In Chile, four volcanoes have their volcanic alert in Amarilla level today: the Nevados de Chillan complex, the Villarica, the Copahue and the Laguna del Maule complex.
All are monitored 24/7 by professionals from the South Andes Volcanic Observatory, OVDAS.
Over the past few days, Copahue's volcanic activity has evolved to show visible signs on the surface. It is important to mention that very low frequency (very long period VLP) seismicity has been recorded in the previous months, generally linked to the rise of the magmatic material to more superficial levels. Likewise, on May 20, a series of volcanic seismological events located south-southwest near the volcanic building were recorded.
On June 16, there was an increase in energy from the seismic tremor with subsequent stabilization and decrease in the following hours. At the same time as this decrease, the incandescence and the emission of particles were detected from cameras installed by OVDAS. The latest sulfur dioxide recordings obtained by the equipment installed for its detection indicate average flows of 592 tonnes / day for June 15, considered as usual values for this activity.
On the other hand, the monitoring stations which measure the deformation in the volcanic sectors do not show changes related to this activity. In addition, the images available on the Planet satellite platform indicate a decrease in the volume of the lake housed in the active crater.

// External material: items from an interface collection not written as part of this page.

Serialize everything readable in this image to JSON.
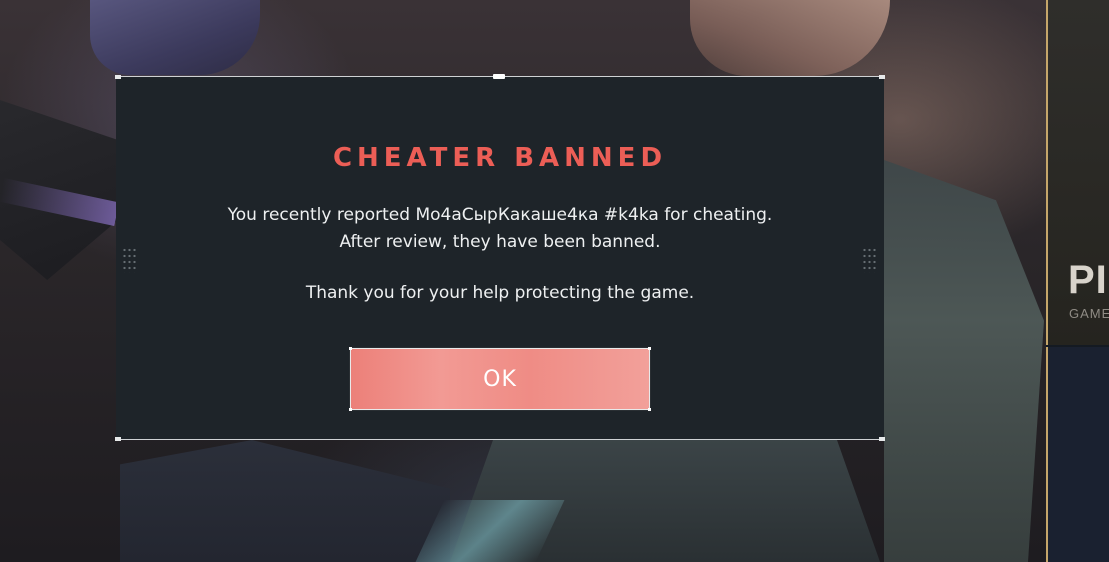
{
  "modal": {
    "title": "CHEATER BANNED",
    "message_line1": "You recently reported Mo4aСырКакаше4ка #k4ka for cheating.",
    "message_line2": "After review, they have been banned.",
    "message_line3": "Thank you for your help protecting the game.",
    "ok_label": "OK"
  },
  "side_card": {
    "heading": "PIC",
    "subheading": "GAME"
  },
  "colors": {
    "title": "#ec5e56",
    "button": "#ef8c85",
    "modal_background": "#1e2429",
    "side_accent": "#c5a66a"
  }
}
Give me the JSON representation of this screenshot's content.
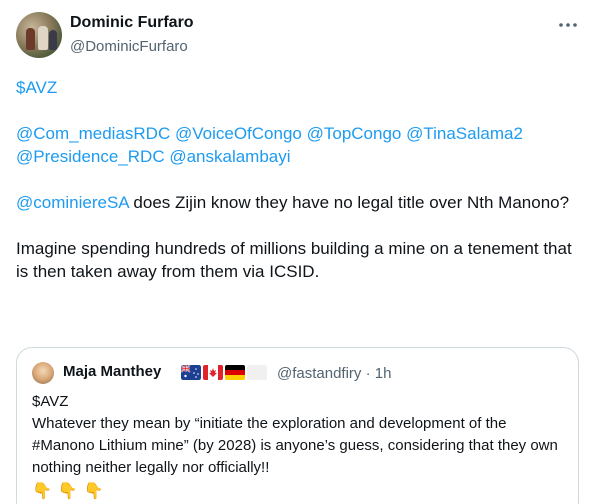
{
  "author": {
    "display_name": "Dominic Furfaro",
    "handle": "@DominicFurfaro"
  },
  "tweet": {
    "cashtag": "$AVZ",
    "mentions_line1": [
      "@Com_mediasRDC",
      "@VoiceOfCongo",
      "@TopCongo",
      "@TinaSalama2"
    ],
    "mentions_line2": [
      "@Presidence_RDC",
      "@anskalambayi"
    ],
    "reply_mention": "@cominiereSA",
    "reply_text": " does Zijin know they have no legal title over Nth Manono?",
    "paragraph": "Imagine spending hundreds of millions building a mine on a tenement that is then taken away from them via ICSID."
  },
  "quote": {
    "display_name": "Maja Manthey",
    "handle_time": "@fastandfiry · 1h",
    "flags": [
      "australia-flag",
      "canada-flag",
      "germany-flag",
      "white-flag"
    ],
    "line1": "$AVZ",
    "body": "Whatever they mean by “initiate the exploration and development of the #Manono Lithium mine” (by 2028) is anyone’s guess, considering that they own nothing neither legally nor officially!!",
    "emojis": [
      "👇",
      "👇",
      "👇"
    ]
  }
}
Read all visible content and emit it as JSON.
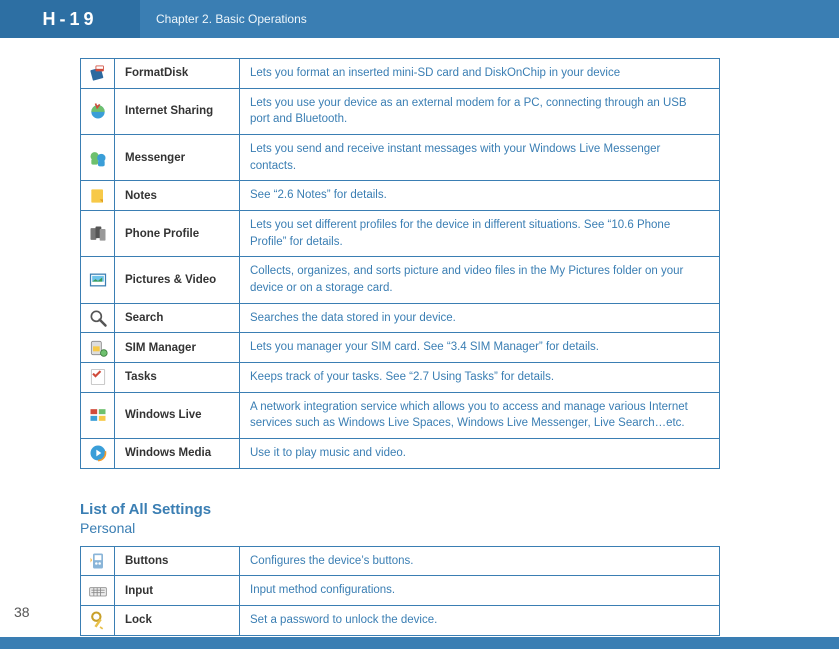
{
  "logo": "H-19",
  "chapter": "Chapter 2. Basic Operations",
  "page_number": "38",
  "programs": [
    {
      "icon": "formatdisk-icon",
      "name": "FormatDisk",
      "desc": "Lets you format an inserted mini-SD card and DiskOnChip in your device"
    },
    {
      "icon": "internet-sharing-icon",
      "name": "Internet Sharing",
      "desc": "Lets you use your device as an external modem for a PC, connecting through an USB port and Bluetooth."
    },
    {
      "icon": "messenger-icon",
      "name": "Messenger",
      "desc": "Lets you send and receive instant messages with your Windows Live Messenger contacts."
    },
    {
      "icon": "notes-icon",
      "name": "Notes",
      "desc": "See “2.6 Notes” for details."
    },
    {
      "icon": "phone-profile-icon",
      "name": "Phone Profile",
      "desc": "Lets you set different profiles for the device in different situations. See “10.6 Phone Profile” for details."
    },
    {
      "icon": "pictures-video-icon",
      "name": "Pictures & Video",
      "desc": "Collects, organizes, and sorts picture and video files in the My Pictures folder on your device or on a storage card."
    },
    {
      "icon": "search-icon",
      "name": "Search",
      "desc": "Searches the data stored in your device."
    },
    {
      "icon": "sim-manager-icon",
      "name": "SIM Manager",
      "desc": "Lets you manager your SIM card. See “3.4 SIM Manager” for details."
    },
    {
      "icon": "tasks-icon",
      "name": "Tasks",
      "desc": "Keeps track of your tasks. See “2.7 Using Tasks” for details."
    },
    {
      "icon": "windows-live-icon",
      "name": "Windows Live",
      "desc": "A network integration service which allows you to access and manage various Internet services such as Windows Live Spaces, Windows Live Messenger, Live Search…etc."
    },
    {
      "icon": "windows-media-icon",
      "name": "Windows Media",
      "desc": "Use it to play music and video."
    }
  ],
  "settings_heading": "List of All Settings",
  "settings_sub": "Personal",
  "settings": [
    {
      "icon": "buttons-icon",
      "name": "Buttons",
      "desc": "Configures the device’s buttons."
    },
    {
      "icon": "input-icon",
      "name": "Input",
      "desc": "Input method configurations."
    },
    {
      "icon": "lock-icon",
      "name": "Lock",
      "desc": "Set a password to unlock the device."
    }
  ]
}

In summary, the changes in seismological behavior, the anomalies in the surface assessments and the decrease in the volume of the crater lake suggest the presence of a volume of magma at superficial levels.
Sources: Sernageomin & Onemi
The Sernageomin through a special report of volcanic activity (REAV) reported the change of alert from GREEN to YELLOW in the volcanic complex of Laguna del Maule
The above responds to the increase in volcano-tectonic (VT) type seismic activity, associated with rock fracturing, through seismic swarms on June 11, 13 and 15-16. These events were characterized by their small scale and by their location in the southwest of the lagoon (Las Nieblas sector)
In addition, in this same area during the previous months, diffuse carbon dioxide (CO2) anomalies were detected through the ground.
Therefore, due to the persistent presence of seismic swarms in the same area, added to the gas anomaly and the constant deformation that has characterized the volcanic complex over the past decade, it is considered to be at above its basic level.
A potential allocation area is set at a radius of 2,000 meters around the passive carbon dioxide degassing center
In the past few days, there have been periods of earthquakes and occasional earthquakes in Veniaminof. This represents a deviation from the background activity. Thus, the aviation color code and the alert level of the volcano are increased to YELLOW / ADVISORY.
This type of seismic activity generally precedes the eruptive activity with Veniaminof, but does not mean that an eruption will occur. Eruptive activity generally consists of emissions of minor ash, lava fountains and lava flows from the small cone of the summit caldera. Ash emissions are generally confined to the summit crater, but larger events can cause ash to fall in nearby communities and drift of airborne ash.
The Veniaminof volcano is an andesitic stratovolcano with a summit caldera 10 km in diameter located on the Alaskan Peninsula, 775 km (480 mi) southwest of Anchorage and 35 km (22 mi) north of Perryville . It is monitored by local seismic sensors, satellite data, web cameras, and infrared and lightning networks remotely.
Veniaminof - the summit cone and the lava flows 2018 - photo Matt Loewen / AVO taken during the field visit in June 2019
An earthquake of M7.4, 470 km south of Raoul island, in the north of New Zealand, on 19.06.2020 at 12:49 local time occurred in the Tonga-Kermadec subduction zone, where the Pacific plate plunges towards west under the Australian plate, causing tension events at shallower depths and compression tremor at greater depths.
This earthquake was felt widely along the east coast of New Zealand.